Yes, the Browns are suddenly loaded with talented personnel. Sure, the outlook in the AFC North suggests they should be the favorites to win the division, something the franchise has never done in its second Cleveland stint that began in 1999. They have a budding star at the game’s most important position on an affordable rookie contract.
Then one remembers Kitchens is a rookie head coach, something that comes with unique challenges independent of the level of talent on the roster.
“You have to deal with maybe 400 (people), not just the 53 in the room,” Arians said of Kitchens’ new role. “Used to be the quarterback coach, which is three guys. Then the coordinator. Now it’s the entire organization.”
Added Reich: “There’s a lot to take in.”
Reich, of course, is coming off his rookie coaching season, a year in which he led the Colts to the divisional round of the AFC playoffs. Reich and Kitchens crossed paths back in 2012, when the former was the Cardinals’ receivers coach and the latter was their tight ends coach.
SN asked Reich about the challenges he faced as a first-year head coach in 2018, and what Kitchens can expect this year in Cleveland.
“The key is don’t try to do it all yourself,” Reich said. “You got good people around you. Rely on those good people. Knowing Freddie, that’s exactly what he’ll do.”
We presented the same question to the Chargers’ Anthony Lynn, who also is coming off his rookie coaching season. His answer was similar.

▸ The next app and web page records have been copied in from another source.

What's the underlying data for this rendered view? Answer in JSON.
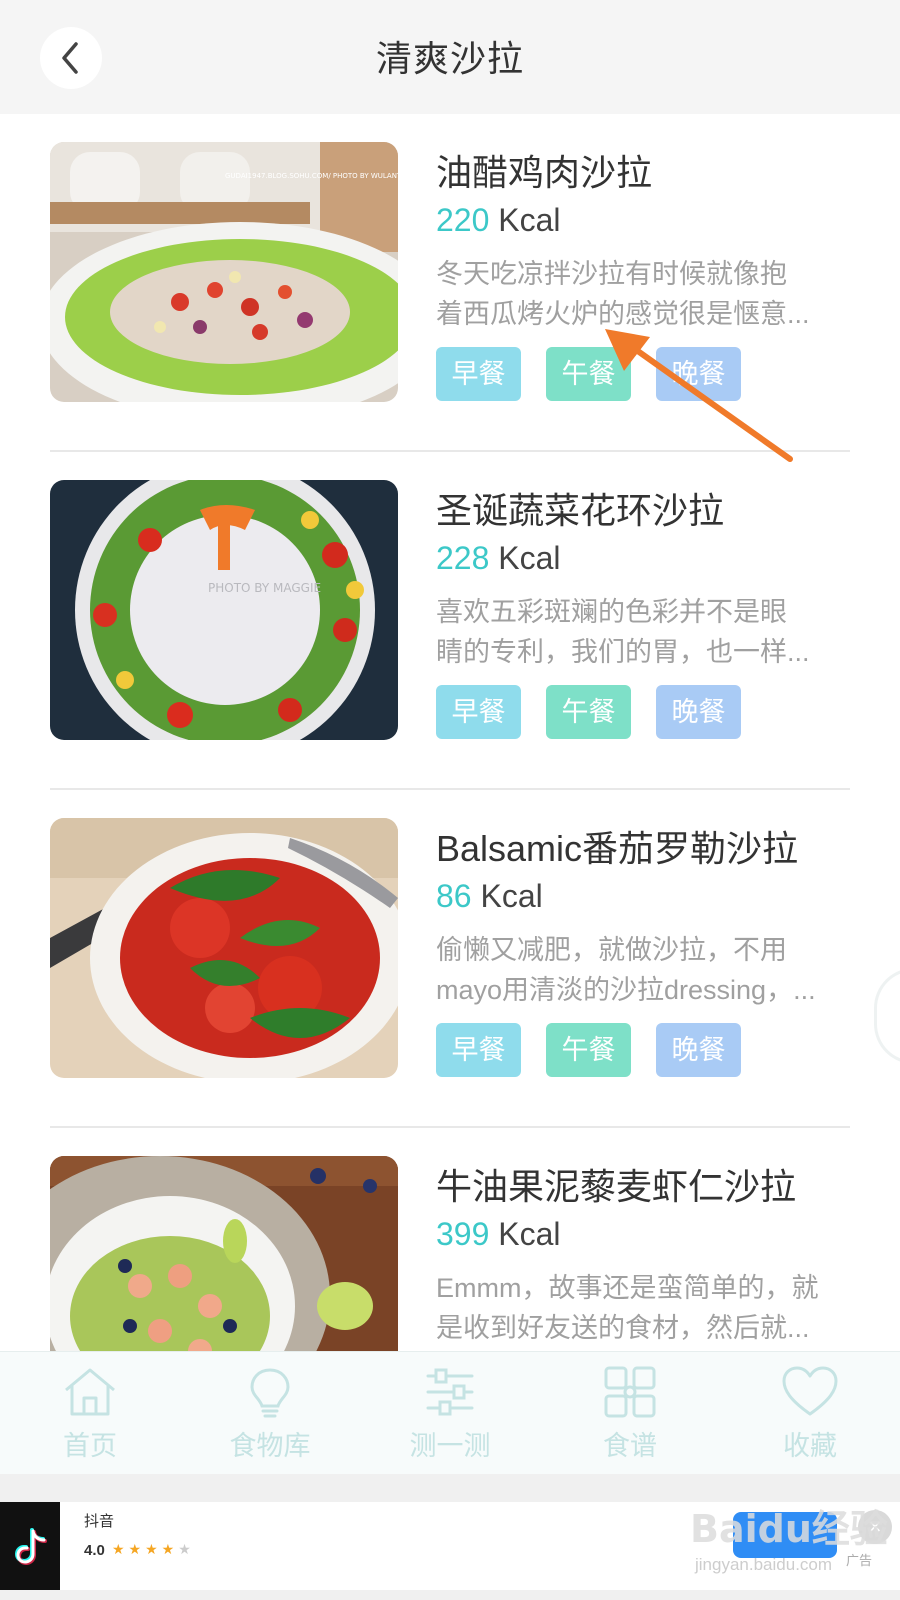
{
  "header": {
    "title": "清爽沙拉",
    "back_icon": "chevron-left-icon"
  },
  "recipes": [
    {
      "title": "油醋鸡肉沙拉",
      "kcal_value": "220",
      "kcal_unit": "Kcal",
      "desc_line1": "冬天吃凉拌沙拉有时候就像抱",
      "desc_line2": "着西瓜烤火炉的感觉很是惬意...",
      "tags": [
        "早餐",
        "午餐",
        "晚餐"
      ],
      "image_watermark": "GUDAI1947.BLOG.SOHU.COM/ PHOTO BY WULANTUYA"
    },
    {
      "title": "圣诞蔬菜花环沙拉",
      "kcal_value": "228",
      "kcal_unit": "Kcal",
      "desc_line1": "喜欢五彩斑斓的色彩并不是眼",
      "desc_line2": "睛的专利，我们的胃，也一样...",
      "tags": [
        "早餐",
        "午餐",
        "晚餐"
      ],
      "image_watermark": "PHOTO BY MAGGIE"
    },
    {
      "title": "Balsamic番茄罗勒沙拉",
      "kcal_value": "86",
      "kcal_unit": "Kcal",
      "desc_line1": "偷懒又减肥，就做沙拉，不用",
      "desc_line2": "mayo用清淡的沙拉dressing，...",
      "tags": [
        "早餐",
        "午餐",
        "晚餐"
      ]
    },
    {
      "title": "牛油果泥藜麦虾仁沙拉",
      "kcal_value": "399",
      "kcal_unit": "Kcal",
      "desc_line1": "Emmm，故事还是蛮简单的，就",
      "desc_line2": "是收到好友送的食材，然后就..."
    }
  ],
  "tabbar": {
    "items": [
      {
        "label": "首页",
        "icon": "home-icon"
      },
      {
        "label": "食物库",
        "icon": "lightbulb-icon"
      },
      {
        "label": "测一测",
        "icon": "sliders-icon"
      },
      {
        "label": "食谱",
        "icon": "grid-icon"
      },
      {
        "label": "收藏",
        "icon": "heart-icon"
      }
    ]
  },
  "ad": {
    "app_name": "抖音",
    "rating": "4.0",
    "stars": "★★★★",
    "star_empty": "★",
    "label": "广告",
    "close": "×"
  },
  "watermark": {
    "main": "Baidu经验",
    "sub": "jingyan.baidu.com"
  },
  "colors": {
    "accent_teal": "#3cc8c8",
    "annotation_arrow": "#f07a2a",
    "tag_breakfast": "#8fdcec",
    "tag_lunch": "#7ee0c8",
    "tag_dinner": "#a9cbf5"
  }
}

“I surrounded myself with good coaches, a good staff, good players,” Lynn said. “It’s all difficult. You can prepare for it all you want, but until you go through it, it’s a learning process. You’re always evolving.”

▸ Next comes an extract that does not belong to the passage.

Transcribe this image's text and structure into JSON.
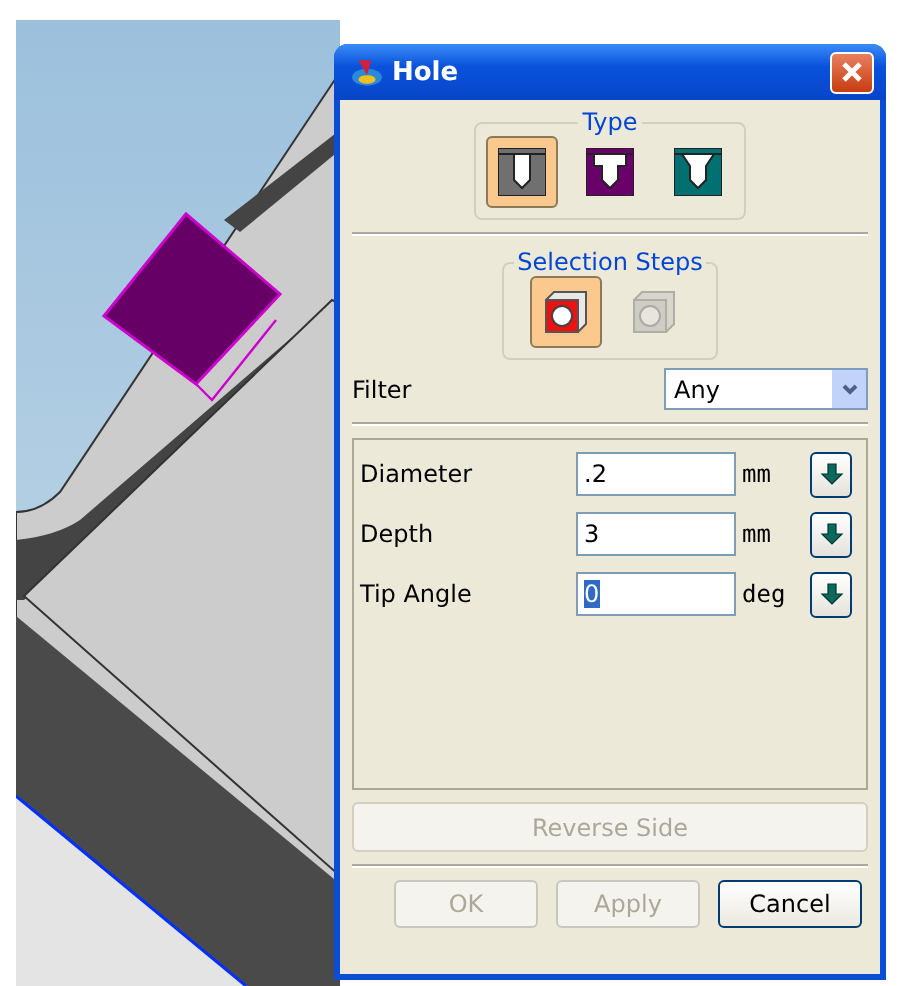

On the subject of those who are surrounding Kitchens, it’s worth noting that he is not alone in having to make adjustments. He brought in ex-Arizona head coach Steve Wilks to coordinate the Browns’ defense, and he hired former Tampa Bay offensive coordinator Todd Monken for the same role in Cleveland. Of the 26 men on his coaching staff, 16 are new to the Browns in 2019.
But, again, Kitchens is not bothered by any of this.

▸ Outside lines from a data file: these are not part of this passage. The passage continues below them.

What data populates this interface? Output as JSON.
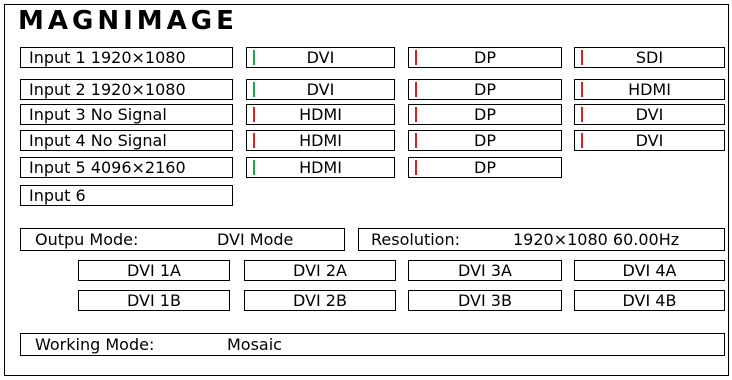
{
  "brand": "MAGNIMAGE",
  "colors": {
    "signal_ok": "#1aa84a",
    "signal_none": "#e0201c"
  },
  "inputs": [
    {
      "label": "Input 1 1920×1080",
      "signals": [
        {
          "name": "DVI",
          "active": true
        },
        {
          "name": "DP",
          "active": false
        },
        {
          "name": "SDI",
          "active": false
        }
      ]
    },
    {
      "label": "Input 2 1920×1080",
      "signals": [
        {
          "name": "DVI",
          "active": true
        },
        {
          "name": "DP",
          "active": false
        },
        {
          "name": "HDMI",
          "active": false
        }
      ]
    },
    {
      "label": "Input 3 No Signal",
      "signals": [
        {
          "name": "HDMI",
          "active": false
        },
        {
          "name": "DP",
          "active": false
        },
        {
          "name": "DVI",
          "active": false
        }
      ]
    },
    {
      "label": "Input 4 No Signal",
      "signals": [
        {
          "name": "HDMI",
          "active": false
        },
        {
          "name": "DP",
          "active": false
        },
        {
          "name": "DVI",
          "active": false
        }
      ]
    },
    {
      "label": "Input 5 4096×2160",
      "signals": [
        {
          "name": "HDMI",
          "active": true
        },
        {
          "name": "DP",
          "active": false
        }
      ]
    },
    {
      "label": "Input 6",
      "signals": []
    }
  ],
  "output": {
    "mode_label": "Outpu Mode:",
    "mode_value": "DVI Mode",
    "resolution_label": "Resolution:",
    "resolution_value": "1920×1080 60.00Hz"
  },
  "dvi_ports": [
    [
      "DVI 1A",
      "DVI 2A",
      "DVI 3A",
      "DVI 4A"
    ],
    [
      "DVI 1B",
      "DVI 2B",
      "DVI 3B",
      "DVI 4B"
    ]
  ],
  "working": {
    "label": "Working Mode:",
    "value": "Mosaic"
  }
}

Perhaps the best moment of Kitchens’ media session Tuesday was his answer to a question regarding Beckham. The two have not yet met in person, so Kitchens was asked about what he plans to say to the receiver when they stand together for the first time as Browns. His answer went viral.
It also perfectly epitomized him.
“Umm, ‘I love you?’ Give him a hug,” Kitchens said. “Show me how to catch the ball with one hand.”
Loose. Personable. A jokester. And then, the obligatory seriousness.
“I mean, just introduce myself and get rolling on getting to know him as a person.”